* _The problem_
The result should be a faithful copy of every entry below, with the pictures left out.
|---|
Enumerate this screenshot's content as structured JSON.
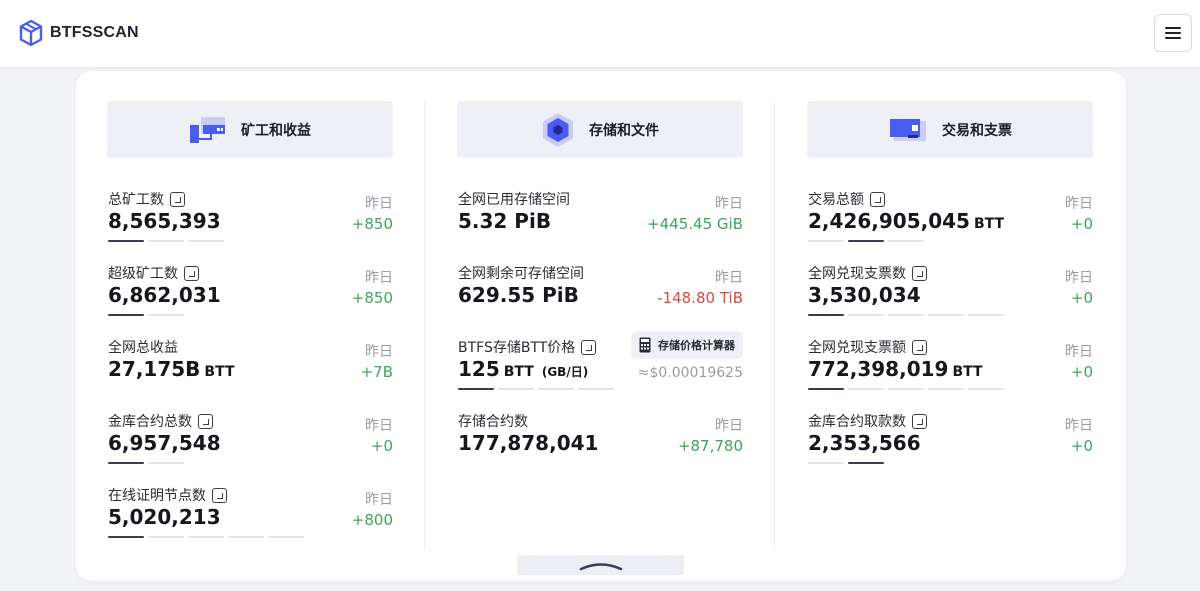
{
  "brand": {
    "name": "BTFSSCAN"
  },
  "columns": [
    {
      "title": "矿工和收益",
      "icon": "miner-icon",
      "stats": [
        {
          "label": "总矿工数",
          "info": true,
          "value": "8,565,393",
          "unit": "",
          "yday_label": "昨日",
          "delta": "+850",
          "delta_type": "pos",
          "pager_count": 3,
          "pager_active": 0
        },
        {
          "label": "超级矿工数",
          "info": true,
          "value": "6,862,031",
          "unit": "",
          "yday_label": "昨日",
          "delta": "+850",
          "delta_type": "pos",
          "pager_count": 2,
          "pager_active": 0
        },
        {
          "label": "全网总收益",
          "info": false,
          "value": "27,175B",
          "unit": "BTT",
          "yday_label": "昨日",
          "delta": "+7B",
          "delta_type": "pos",
          "pager_count": 0,
          "pager_active": -1
        },
        {
          "label": "金库合约总数",
          "info": true,
          "value": "6,957,548",
          "unit": "",
          "yday_label": "昨日",
          "delta": "+0",
          "delta_type": "pos",
          "pager_count": 2,
          "pager_active": 0
        },
        {
          "label": "在线证明节点数",
          "info": true,
          "value": "5,020,213",
          "unit": "",
          "yday_label": "昨日",
          "delta": "+800",
          "delta_type": "pos",
          "pager_count": 5,
          "pager_active": 0
        }
      ]
    },
    {
      "title": "存储和文件",
      "icon": "storage-icon",
      "stats": [
        {
          "label": "全网已用存储空间",
          "info": false,
          "value": "5.32 PiB",
          "unit": "",
          "yday_label": "昨日",
          "delta": "+445.45 GiB",
          "delta_type": "pos",
          "pager_count": 0,
          "pager_active": -1
        },
        {
          "label": "全网剩余可存储空间",
          "info": false,
          "value": "629.55 PiB",
          "unit": "",
          "yday_label": "昨日",
          "delta": "-148.80 TiB",
          "delta_type": "neg",
          "pager_count": 0,
          "pager_active": -1
        },
        {
          "label": "BTFS存储BTT价格",
          "info": true,
          "value": "125",
          "unit": "BTT",
          "unit_small": "(GB/日)",
          "calc_button": "存储价格计算器",
          "sub_price": "≈$0.00019625",
          "pager_count": 4,
          "pager_active": 0
        },
        {
          "label": "存储合约数",
          "info": false,
          "value": "177,878,041",
          "unit": "",
          "yday_label": "昨日",
          "delta": "+87,780",
          "delta_type": "pos",
          "pager_count": 0,
          "pager_active": -1
        }
      ]
    },
    {
      "title": "交易和支票",
      "icon": "exchange-icon",
      "stats": [
        {
          "label": "交易总额",
          "info": true,
          "value": "2,426,905,045",
          "unit": "BTT",
          "yday_label": "昨日",
          "delta": "+0",
          "delta_type": "pos",
          "pager_count": 3,
          "pager_active": 1
        },
        {
          "label": "全网兑现支票数",
          "info": true,
          "value": "3,530,034",
          "unit": "",
          "yday_label": "昨日",
          "delta": "+0",
          "delta_type": "pos",
          "pager_count": 5,
          "pager_active": 0
        },
        {
          "label": "全网兑现支票额",
          "info": true,
          "value": "772,398,019",
          "unit": "BTT",
          "yday_label": "昨日",
          "delta": "+0",
          "delta_type": "pos",
          "pager_count": 5,
          "pager_active": 0
        },
        {
          "label": "金库合约取款数",
          "info": true,
          "value": "2,353,566",
          "unit": "",
          "yday_label": "昨日",
          "delta": "+0",
          "delta_type": "pos",
          "pager_count": 2,
          "pager_active": 1
        }
      ]
    }
  ],
  "colors": {
    "positive": "#3fa45b",
    "negative": "#d64b3f",
    "accent": "#5a6cf0"
  }
}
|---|
* _Expected output_
Enumerate this screenshot's content as structured JSON.
{
  "brand": {
    "name": "BTFSSCAN"
  },
  "columns": [
    {
      "title": "矿工和收益",
      "icon": "miner-icon",
      "stats": [
        {
          "label": "总矿工数",
          "info": true,
          "value": "8,565,393",
          "unit": "",
          "yday_label": "昨日",
          "delta": "+850",
          "delta_type": "pos",
          "pager_count": 3,
          "pager_active": 0
        },
        {
          "label": "超级矿工数",
          "info": true,
          "value": "6,862,031",
          "unit": "",
          "yday_label": "昨日",
          "delta": "+850",
          "delta_type": "pos",
          "pager_count": 2,
          "pager_active": 0
        },
        {
          "label": "全网总收益",
          "info": false,
          "value": "27,175B",
          "unit": "BTT",
          "yday_label": "昨日",
          "delta": "+7B",
          "delta_type": "pos",
          "pager_count": 0,
          "pager_active": -1
        },
        {
          "label": "金库合约总数",
          "info": true,
          "value": "6,957,548",
          "unit": "",
          "yday_label": "昨日",
          "delta": "+0",
          "delta_type": "pos",
          "pager_count": 2,
          "pager_active": 0
        },
        {
          "label": "在线证明节点数",
          "info": true,
          "value": "5,020,213",
          "unit": "",
          "yday_label": "昨日",
          "delta": "+800",
          "delta_type": "pos",
          "pager_count": 5,
          "pager_active": 0
        }
      ]
    },
    {
      "title": "存储和文件",
      "icon": "storage-icon",
      "stats": [
        {
          "label": "全网已用存储空间",
          "info": false,
          "value": "5.32 PiB",
          "unit": "",
          "yday_label": "昨日",
          "delta": "+445.45 GiB",
          "delta_type": "pos",
          "pager_count": 0,
          "pager_active": -1
        },
        {
          "label": "全网剩余可存储空间",
          "info": false,
          "value": "629.55 PiB",
          "unit": "",
          "yday_label": "昨日",
          "delta": "-148.80 TiB",
          "delta_type": "neg",
          "pager_count": 0,
          "pager_active": -1
        },
        {
          "label": "BTFS存储BTT价格",
          "info": true,
          "value": "125",
          "unit": "BTT",
          "unit_small": "(GB/日)",
          "calc_button": "存储价格计算器",
          "sub_price": "≈$0.00019625",
          "pager_count": 4,
          "pager_active": 0
        },
        {
          "label": "存储合约数",
          "info": false,
          "value": "177,878,041",
          "unit": "",
          "yday_label": "昨日",
          "delta": "+87,780",
          "delta_type": "pos",
          "pager_count": 0,
          "pager_active": -1
        }
      ]
    },
    {
      "title": "交易和支票",
      "icon": "exchange-icon",
      "stats": [
        {
          "label": "交易总额",
          "info": true,
          "value": "2,426,905,045",
          "unit": "BTT",
          "yday_label": "昨日",
          "delta": "+0",
          "delta_type": "pos",
          "pager_count": 3,
          "pager_active": 1
        },
        {
          "label": "全网兑现支票数",
          "info": true,
          "value": "3,530,034",
          "unit": "",
          "yday_label": "昨日",
          "delta": "+0",
          "delta_type": "pos",
          "pager_count": 5,
          "pager_active": 0
        },
        {
          "label": "全网兑现支票额",
          "info": true,
          "value": "772,398,019",
          "unit": "BTT",
          "yday_label": "昨日",
          "delta": "+0",
          "delta_type": "pos",
          "pager_count": 5,
          "pager_active": 0
        },
        {
          "label": "金库合约取款数",
          "info": true,
          "value": "2,353,566",
          "unit": "",
          "yday_label": "昨日",
          "delta": "+0",
          "delta_type": "pos",
          "pager_count": 2,
          "pager_active": 1
        }
      ]
    }
  ],
  "colors": {
    "positive": "#3fa45b",
    "negative": "#d64b3f",
    "accent": "#5a6cf0"
  }
}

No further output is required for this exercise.